For this it suffices to check that ηE=Eη:EEE\eta E = E \eta\colon E \to E E. This may be checked objectwise. So fix an object cc, and for that particular cc, choose α\alpha so large that π α(c):E(c)M α(c)\pi_\alpha (c)\colon E(c) \to M_\alpha(c) and π αE(c):EE(c)M αE(c)\pi_\alpha E(c)\colon E E(c) \to M_{\alpha} E(c) are isomorphisms. In particular, π απ α(c):EE(c)M αM α(c)\pi_\alpha \pi_\alpha(c)\colon E E (c) \to M_\alpha M_\alpha(c) is invertible.

Now u αM α(c)=M αu αcu_\alpha M_\alpha(c) = M_{\alpha} u_{\alpha} c, since π α:EM α\pi_\alpha\colon E \to M_\alpha factors through the equalizer M α+1M αM_{\alpha + 1} \hookrightarrow M_\alpha. Because π α\pi_\alpha is a monad morphism, we have

ηE(c) = (π απ α(c)) 1(u αM α(c))π α(c) = (π απ α(c)) 1(M αu α(c))π α(c) = Eη(c)\array{ \eta E(c) & = & (\pi_\alpha \pi_\alpha (c))^{-1} (u_\alpha M_\alpha(c))\pi_\alpha(c) \\ & = & (\pi_\alpha \pi_\alpha (c))^{-1} (M_\alpha u_\alpha(c))\pi_\alpha(c) \\ & = & E \eta(c) }

as required.

Finally we must check that ME(M)M \mapsto E(M) satisfies the appropriate universal property. Suppose TT is an idempotent monad with unit vv, and let ϕ:TM\phi\colon T \to M be a monad map. We define TM αT \to M_\alpha by induction: given ϕ α:TM α\phi_\alpha\colon T \to M_\alpha, we have

(u αM α)ϕ α=ϕ αϕ α(vT)=ϕ αϕ α(Tv)=(M αu α)ϕ α(u_\alpha M_\alpha)\phi_\alpha = \phi_\alpha \phi_\alpha (v T) = \phi_\alpha \phi_\alpha (T v) = (M_\alpha u_{\alpha})\phi_\alpha

so that ϕ α\phi_{\alpha} factors uniquely through the inclusion M α+1M αM_{\alpha + 1} \hookrightarrow M_\alpha. This defines ϕ α+1:TM α+1\phi_{\alpha + 1}\colon T \to M_{\alpha + 1}; this is a monad map. The definition of ϕ α\phi_\alpha at limit ordinals, where M αM_\alpha is a limit monad, is clear. Hence TMT \to M factors (uniquely) through the inclusion E(M)ME(M) \hookrightarrow M, as was to be shown.


Let AA be a commutative ring, and let f:ABf\colon A \to B be a flat (commutative) AA-algebra.

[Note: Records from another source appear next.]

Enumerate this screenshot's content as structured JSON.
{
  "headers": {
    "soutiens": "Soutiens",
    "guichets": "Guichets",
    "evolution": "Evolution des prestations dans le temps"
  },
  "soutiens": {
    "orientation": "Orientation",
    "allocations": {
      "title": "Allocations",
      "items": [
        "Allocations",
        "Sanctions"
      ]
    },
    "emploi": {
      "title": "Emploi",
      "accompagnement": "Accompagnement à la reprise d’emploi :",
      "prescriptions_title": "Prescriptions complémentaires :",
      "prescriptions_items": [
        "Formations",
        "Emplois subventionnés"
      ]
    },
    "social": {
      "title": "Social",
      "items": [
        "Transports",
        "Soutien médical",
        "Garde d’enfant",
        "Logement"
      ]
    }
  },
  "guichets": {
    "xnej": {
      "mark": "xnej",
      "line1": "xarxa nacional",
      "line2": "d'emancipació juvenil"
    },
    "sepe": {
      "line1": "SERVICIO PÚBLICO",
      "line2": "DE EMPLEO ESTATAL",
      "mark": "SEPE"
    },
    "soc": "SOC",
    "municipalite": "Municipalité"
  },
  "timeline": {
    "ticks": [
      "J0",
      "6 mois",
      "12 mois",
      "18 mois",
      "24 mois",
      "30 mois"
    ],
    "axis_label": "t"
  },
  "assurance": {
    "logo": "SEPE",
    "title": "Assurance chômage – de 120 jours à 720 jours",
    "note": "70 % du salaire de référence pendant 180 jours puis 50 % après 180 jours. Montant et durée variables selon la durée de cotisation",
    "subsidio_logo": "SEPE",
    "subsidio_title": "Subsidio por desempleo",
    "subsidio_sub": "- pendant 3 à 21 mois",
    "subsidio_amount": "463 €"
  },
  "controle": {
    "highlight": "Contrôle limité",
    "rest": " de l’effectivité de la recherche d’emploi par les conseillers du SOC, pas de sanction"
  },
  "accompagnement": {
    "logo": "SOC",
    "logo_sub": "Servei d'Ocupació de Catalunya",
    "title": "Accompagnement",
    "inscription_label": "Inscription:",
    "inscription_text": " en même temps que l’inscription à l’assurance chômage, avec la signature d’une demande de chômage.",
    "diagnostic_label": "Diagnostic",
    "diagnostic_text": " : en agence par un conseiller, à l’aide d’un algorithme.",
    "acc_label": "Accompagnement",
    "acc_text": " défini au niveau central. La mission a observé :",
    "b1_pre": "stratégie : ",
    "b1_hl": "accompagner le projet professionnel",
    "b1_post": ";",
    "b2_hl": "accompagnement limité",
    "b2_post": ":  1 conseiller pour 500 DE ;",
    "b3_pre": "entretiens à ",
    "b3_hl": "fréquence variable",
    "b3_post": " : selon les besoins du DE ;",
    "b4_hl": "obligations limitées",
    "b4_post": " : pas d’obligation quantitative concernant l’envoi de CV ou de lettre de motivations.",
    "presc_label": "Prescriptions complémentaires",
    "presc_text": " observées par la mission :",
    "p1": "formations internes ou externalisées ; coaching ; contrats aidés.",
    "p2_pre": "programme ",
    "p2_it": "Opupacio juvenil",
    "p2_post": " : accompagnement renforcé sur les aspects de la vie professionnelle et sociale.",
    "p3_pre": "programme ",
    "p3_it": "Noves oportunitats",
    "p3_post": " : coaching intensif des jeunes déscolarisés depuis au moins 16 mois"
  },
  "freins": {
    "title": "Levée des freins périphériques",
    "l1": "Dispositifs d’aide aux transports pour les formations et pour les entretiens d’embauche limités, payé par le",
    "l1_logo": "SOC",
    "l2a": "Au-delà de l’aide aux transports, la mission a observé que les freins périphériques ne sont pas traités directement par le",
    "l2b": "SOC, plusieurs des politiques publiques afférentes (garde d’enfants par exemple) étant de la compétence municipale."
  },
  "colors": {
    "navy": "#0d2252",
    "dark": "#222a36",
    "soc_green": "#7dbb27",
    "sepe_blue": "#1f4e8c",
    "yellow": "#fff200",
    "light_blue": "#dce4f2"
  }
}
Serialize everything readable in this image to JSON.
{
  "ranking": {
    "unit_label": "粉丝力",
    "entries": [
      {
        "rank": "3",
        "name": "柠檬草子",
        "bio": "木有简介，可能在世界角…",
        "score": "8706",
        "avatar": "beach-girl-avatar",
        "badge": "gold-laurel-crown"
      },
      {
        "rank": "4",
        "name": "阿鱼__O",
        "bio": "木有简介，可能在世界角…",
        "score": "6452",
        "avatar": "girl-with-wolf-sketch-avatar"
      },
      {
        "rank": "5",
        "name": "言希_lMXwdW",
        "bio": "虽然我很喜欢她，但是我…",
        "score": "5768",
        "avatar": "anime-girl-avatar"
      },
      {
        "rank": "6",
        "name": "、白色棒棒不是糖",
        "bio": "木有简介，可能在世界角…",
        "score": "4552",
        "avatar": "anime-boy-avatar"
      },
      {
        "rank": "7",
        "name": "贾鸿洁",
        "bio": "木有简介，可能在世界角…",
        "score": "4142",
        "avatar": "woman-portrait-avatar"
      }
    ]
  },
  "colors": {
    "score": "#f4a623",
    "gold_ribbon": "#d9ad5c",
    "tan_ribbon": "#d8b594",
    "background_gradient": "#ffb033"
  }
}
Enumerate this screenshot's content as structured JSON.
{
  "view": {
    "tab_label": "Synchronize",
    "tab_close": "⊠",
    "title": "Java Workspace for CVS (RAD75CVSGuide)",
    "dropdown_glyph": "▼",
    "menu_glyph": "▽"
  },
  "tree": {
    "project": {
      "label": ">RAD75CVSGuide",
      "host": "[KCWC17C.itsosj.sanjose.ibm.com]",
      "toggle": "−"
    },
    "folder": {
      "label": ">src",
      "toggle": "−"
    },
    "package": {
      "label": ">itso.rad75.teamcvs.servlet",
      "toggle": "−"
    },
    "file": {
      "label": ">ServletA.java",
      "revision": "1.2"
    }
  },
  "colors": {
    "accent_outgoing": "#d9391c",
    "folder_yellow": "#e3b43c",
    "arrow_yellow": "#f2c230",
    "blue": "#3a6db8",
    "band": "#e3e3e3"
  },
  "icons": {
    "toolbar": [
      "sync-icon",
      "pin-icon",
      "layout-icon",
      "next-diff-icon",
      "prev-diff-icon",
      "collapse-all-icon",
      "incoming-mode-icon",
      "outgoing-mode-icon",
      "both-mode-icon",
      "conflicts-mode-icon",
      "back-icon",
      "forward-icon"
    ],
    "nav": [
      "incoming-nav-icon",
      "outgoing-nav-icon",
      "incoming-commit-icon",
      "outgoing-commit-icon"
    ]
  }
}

Then the forgetful functor

f *=Ab f:Ab BAb Af^\ast = Ab^f\colon Ab^B \to Ab^A

from BB-modules to AA-modules has a left exact left adjoint f !=B Af_! = B \otimes_A -. The induced monad f *f !f^\ast f_! on the category of BB-modules preserves equalizers, and so its associated idempotent monad TT may be formed by taking the equalizer

T(M)B AMηf *f !Mf *f !ηMB AB AMT(M) \to B \otimes_A M \stackrel{\overset{f^\ast f_! \eta M}{\longrightarrow}}{\underset{\eta f^\ast f_! M}{\longrightarrow}} B \otimes_A B \otimes_A M

(To be continued. This example is based on how Joyal and Tierney introduce effective descent for commutative ring homomorphisms, in An Extension of the Galois Theory of Grothendieck. I would like to consult that before going further – Todd.)

Mike Shulman: How about some examples of monads and their associated idempotent monads?

Do 2-monads have associated lax-, colax-, or pseudo-idempotent 2-monads?


Revised on March 28, 2014 21:07:33 by Tim Porter (